Poles voted on Sunday in a knife-edge presidential run-off between a populist incumbent closely allied with US President Donald Trump and a europhile liberal keen to mend fences with the EU.
The stakes are high for Poland’s right-wing Law and Justice (PiS) party government, which has relied on incumbent President Andrzej Duda to endorse judicial reforms that have set Warsaw on a collision course with the EU over democratic standards just three decades after communism’s demise.
Duda is struggling in a tight race with Warsaw mayor Rafal Trzaskowski of the opposition Civic Platform (PO) as final surveys showed the two running neck and neck.
Wojciech, a 59-year-old builder who declined to give his surname, said he chose Duda because his close ties to Trump meant Poland “can count on the US for defence”.
He also said he “agrees completely” with Duda’s vow to ban adoption for same-sex couples.
Warsaw pensioners who identified themselves only as Helena and Maria, both in their eighties, said they chose the pro-European Trzaskowski in the hope he could “get things back on the right track with the EU”.
“We remember too well how it was before (under communism), so for our grandchildren we want Poland to be stable in Europe,” Helena told AFP.
Turnout hit a record high 24.73 percent by noon, the state elections commission said, suggesting that the coronavirus pandemic would not keep voters away from the ballot box.
Long queues formed at polling stations as social distancing measures were used to stem infections.
Voters were also required to wear masks, use hand sanitiser and their own pens, plus to give priority to pensioners, pregnant women and voters with children.
The election had been due in May — at a time when Duda was riding high in the opinion polls — but was delayed because of the pandemic.
Duda’s support has slipped considerably since then, partly because of the virus fallout, which is pushing Poland into its first recession since communism fell.
An exit poll is expected when voting ends at 1900 GMT while official results are expected Monday morning.
Experts warn that Sunday’s result could be so close that legal challenges and protests may ensue.
In the first round on June 28, Duda came first with 43.5 percent and Trzaskowski second with 30.4 percent.
But Trzaskowski is hoping to sway voters who backed other candidates in round one.
Eurasia Group, a political risk consultancy, said he will have to mobilise very disparate parts of the electorate against Duda and the incumbent would therefore likely win, though by a narrow margin.
Duda promises to defend popular social welfare payments pushed through by the PiS government and led a polarising campaign, attacking LGBT rights and ruling out some Jewish wartime compensation claims.
Ahead of the vote, PiS Justice Minister Zbigniew Ziobro characterised it as “a clash of two visions of Poland, the white-red and rainbow-coloured,” a reference to the colours of Poland’s national flag and the symbol most widely used by the LGBT community.
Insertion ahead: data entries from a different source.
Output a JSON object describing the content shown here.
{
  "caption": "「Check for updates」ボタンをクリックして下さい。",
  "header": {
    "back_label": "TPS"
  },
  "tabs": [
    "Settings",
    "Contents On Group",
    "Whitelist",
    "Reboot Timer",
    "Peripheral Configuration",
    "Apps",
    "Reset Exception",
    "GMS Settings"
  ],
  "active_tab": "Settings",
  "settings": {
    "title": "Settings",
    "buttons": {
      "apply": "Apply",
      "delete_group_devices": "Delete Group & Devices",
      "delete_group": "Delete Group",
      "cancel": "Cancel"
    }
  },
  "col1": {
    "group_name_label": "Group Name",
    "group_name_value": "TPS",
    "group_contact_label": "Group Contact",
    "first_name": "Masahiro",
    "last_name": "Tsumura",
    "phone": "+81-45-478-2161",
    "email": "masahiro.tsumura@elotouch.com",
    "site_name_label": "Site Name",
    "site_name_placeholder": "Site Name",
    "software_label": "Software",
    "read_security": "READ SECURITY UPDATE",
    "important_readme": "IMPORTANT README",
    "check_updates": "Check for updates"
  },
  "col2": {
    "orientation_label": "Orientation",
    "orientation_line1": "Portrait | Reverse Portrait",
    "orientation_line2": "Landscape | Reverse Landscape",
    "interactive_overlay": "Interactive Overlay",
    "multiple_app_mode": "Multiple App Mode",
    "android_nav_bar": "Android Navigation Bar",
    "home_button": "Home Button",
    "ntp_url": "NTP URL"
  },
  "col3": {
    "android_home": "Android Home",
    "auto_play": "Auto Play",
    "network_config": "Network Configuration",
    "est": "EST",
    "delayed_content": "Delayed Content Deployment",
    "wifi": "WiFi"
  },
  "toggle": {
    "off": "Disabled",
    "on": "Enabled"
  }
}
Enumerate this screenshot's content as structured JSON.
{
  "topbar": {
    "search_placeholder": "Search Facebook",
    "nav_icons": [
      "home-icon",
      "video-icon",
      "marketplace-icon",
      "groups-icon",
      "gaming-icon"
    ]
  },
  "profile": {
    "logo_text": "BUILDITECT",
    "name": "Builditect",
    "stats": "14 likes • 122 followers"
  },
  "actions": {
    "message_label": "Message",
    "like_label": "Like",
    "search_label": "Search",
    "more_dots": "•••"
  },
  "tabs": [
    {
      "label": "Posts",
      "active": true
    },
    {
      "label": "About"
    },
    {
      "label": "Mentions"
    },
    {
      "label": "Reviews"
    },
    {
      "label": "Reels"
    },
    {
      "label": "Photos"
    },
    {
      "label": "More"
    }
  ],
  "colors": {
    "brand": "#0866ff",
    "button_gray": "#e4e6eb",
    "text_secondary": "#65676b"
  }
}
The government has also lashed out at German-owned media outlets, accusing them of “bias” in the election after a tabloid owned by the Ringier Axel Springer Group published a story about Duda pardoning a paedophile.
Trzaskowski promises a very different Poland.
He has said he will roll back controversial reforms of the judiciary that have triggered tension with the rest of the European Union.
Trzaskowski supports allowing same-sex civil partnerships in Poland, although like Duda he opposes adoption by homosexual couples.
A Trzaskowski victory could begin to loosen the PiS’s grip on Polish politics.
A Duda win on the other hand would cement the party’s power.
“Will it be dominated and completely subservient to a certain political party, with all the consequences of power that is dictatorial in nature? Or will we manage to stop this?”